The Children’s Hearings System most often considers children who are under 5, yet their voices are sometimes the hardest to hear.

This has consequences for the expertise and training required of panel members.

It also affects the extent that Hearings need to change depending on the age and stage of a child. If they don't adapt, a child's voice may not be fully and appropriately heard.

Hearings might adapt through making sure children and families are supported by:

  • speech and language therapists,
  • child support workers, and
  • other professionals.

To understand what's needed, the HSWG is talking to groups who work with under-fives.

Capturing the views of children and young people

The HSWG was also interested in how children and young people take part in hearings. It wanted to make sure there are ways for their views to be captured, which:

  • are meaningful,
  • are imaginative,
  • work for the children and young people themselves.

Meeting the needs of children after a Hearing takes place

Applying a Hearing Order is a critical moment in a child's life, and in the life of their family.

The HSWG is interested in how specific these Orders are. It's important to make sure a Child’s Plan reflects and complies with relevant Orders.

And it wants to understand more about the improvement to life outcomes which The Children’s Hearings System intends to bring about. It wants to know if children who experience the System do indeed benefit from these.

Assurance around implementation of Orders

Legal representatives are increasingly involved in Hearings. Because of this, they're now much more complex than in previous decades.

It's critical that The Children’s Hearings System can be assured:

  • that Orders are being implemented, and
  • that support is being provided.

The Collaborative Redesign Project looked at this specific issue within a project design team, and the HSWG is engaging with key stakeholders around it.

Other relevant issues under this theme

The HSWG was mindful of recent:

  • judicial decision-making around professionals' role in relation to the best interests of the child principle, and
  • discussions around whether Orders of both the Hearing and Sheriff Courts are being complied with.

The power that the National Convenor of Children’s Hearings Scotland has in relation to the feedback loop is also being considered.

National Care Service

A National Care Service has been proposed for Scotland.

But it's unclear whether this will include social work services for children and families.

This will have an impact on which organisation is considered the implementing authority.

Children and families’ right to redress, complain and appeal

As Scotland moves towards incorporating the UNCRC, it was important for the HSWG to think about the mechanisms which children and families have:

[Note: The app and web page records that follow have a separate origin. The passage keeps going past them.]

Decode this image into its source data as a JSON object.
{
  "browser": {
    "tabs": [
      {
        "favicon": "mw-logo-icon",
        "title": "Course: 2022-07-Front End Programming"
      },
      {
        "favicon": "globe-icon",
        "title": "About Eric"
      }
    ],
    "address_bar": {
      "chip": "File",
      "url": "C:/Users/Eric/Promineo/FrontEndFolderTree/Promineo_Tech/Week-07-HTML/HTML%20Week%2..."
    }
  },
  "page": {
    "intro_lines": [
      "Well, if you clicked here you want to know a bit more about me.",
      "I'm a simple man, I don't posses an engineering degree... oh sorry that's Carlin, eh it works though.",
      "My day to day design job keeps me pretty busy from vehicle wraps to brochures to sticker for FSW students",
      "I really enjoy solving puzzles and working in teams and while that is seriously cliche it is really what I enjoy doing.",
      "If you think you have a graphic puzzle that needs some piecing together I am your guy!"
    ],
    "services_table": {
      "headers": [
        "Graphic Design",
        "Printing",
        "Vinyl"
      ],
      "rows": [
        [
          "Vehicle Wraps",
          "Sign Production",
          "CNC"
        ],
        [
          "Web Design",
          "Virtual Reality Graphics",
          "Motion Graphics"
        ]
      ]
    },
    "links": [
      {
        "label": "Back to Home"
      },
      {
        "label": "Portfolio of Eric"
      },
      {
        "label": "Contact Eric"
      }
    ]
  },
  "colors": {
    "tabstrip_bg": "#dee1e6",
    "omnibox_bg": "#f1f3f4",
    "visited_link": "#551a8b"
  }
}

  • to appeal decisions made at a Hearing,
  • to respond to decisions made at a Hearing, and
  • to complain about the processes and decisions made at the Hearings.